• [SOURCE RECORDS]
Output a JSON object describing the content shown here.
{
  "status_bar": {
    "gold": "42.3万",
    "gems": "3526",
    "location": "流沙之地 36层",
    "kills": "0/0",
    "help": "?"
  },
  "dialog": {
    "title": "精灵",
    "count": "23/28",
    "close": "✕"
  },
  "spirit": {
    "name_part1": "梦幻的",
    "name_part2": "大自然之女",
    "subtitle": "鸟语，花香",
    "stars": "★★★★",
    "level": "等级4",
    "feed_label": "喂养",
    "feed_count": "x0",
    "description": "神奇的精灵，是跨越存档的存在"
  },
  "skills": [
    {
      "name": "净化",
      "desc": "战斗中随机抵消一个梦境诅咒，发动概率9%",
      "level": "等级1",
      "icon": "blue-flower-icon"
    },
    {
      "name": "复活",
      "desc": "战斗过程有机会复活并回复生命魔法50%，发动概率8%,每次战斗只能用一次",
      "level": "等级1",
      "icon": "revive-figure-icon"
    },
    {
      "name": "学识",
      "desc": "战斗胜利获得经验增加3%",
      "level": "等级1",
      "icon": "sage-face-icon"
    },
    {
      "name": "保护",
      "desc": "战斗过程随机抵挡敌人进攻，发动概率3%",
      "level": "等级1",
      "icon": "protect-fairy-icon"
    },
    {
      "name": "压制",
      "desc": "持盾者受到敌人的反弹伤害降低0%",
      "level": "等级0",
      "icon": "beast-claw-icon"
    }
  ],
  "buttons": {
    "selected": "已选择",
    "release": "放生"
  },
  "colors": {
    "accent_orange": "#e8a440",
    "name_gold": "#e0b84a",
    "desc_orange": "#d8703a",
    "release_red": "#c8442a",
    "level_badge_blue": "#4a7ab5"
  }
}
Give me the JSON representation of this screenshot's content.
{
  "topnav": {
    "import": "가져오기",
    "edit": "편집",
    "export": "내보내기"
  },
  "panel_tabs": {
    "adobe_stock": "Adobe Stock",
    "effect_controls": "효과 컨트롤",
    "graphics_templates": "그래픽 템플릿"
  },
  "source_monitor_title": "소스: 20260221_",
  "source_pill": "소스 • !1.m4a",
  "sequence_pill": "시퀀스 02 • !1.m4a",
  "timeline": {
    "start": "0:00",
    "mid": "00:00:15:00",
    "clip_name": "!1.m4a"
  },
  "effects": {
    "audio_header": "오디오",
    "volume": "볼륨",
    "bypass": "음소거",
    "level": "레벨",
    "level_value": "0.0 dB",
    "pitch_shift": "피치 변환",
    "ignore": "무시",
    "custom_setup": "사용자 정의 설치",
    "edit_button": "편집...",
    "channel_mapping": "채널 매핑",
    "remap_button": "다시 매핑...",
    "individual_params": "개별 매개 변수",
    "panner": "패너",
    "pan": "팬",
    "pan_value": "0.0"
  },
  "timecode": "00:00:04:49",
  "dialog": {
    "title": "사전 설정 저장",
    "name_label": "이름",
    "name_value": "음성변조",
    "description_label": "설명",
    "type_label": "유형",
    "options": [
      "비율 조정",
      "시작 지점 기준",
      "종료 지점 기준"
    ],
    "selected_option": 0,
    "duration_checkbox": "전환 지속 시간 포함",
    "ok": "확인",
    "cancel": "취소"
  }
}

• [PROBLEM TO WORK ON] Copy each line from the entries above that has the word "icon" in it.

• [RESPONSE]
      "icon": "blue-flower-icon"
      "icon": "revive-figure-icon"
      "icon": "sage-face-icon"
      "icon": "protect-fairy-icon"
      "icon": "beast-claw-icon"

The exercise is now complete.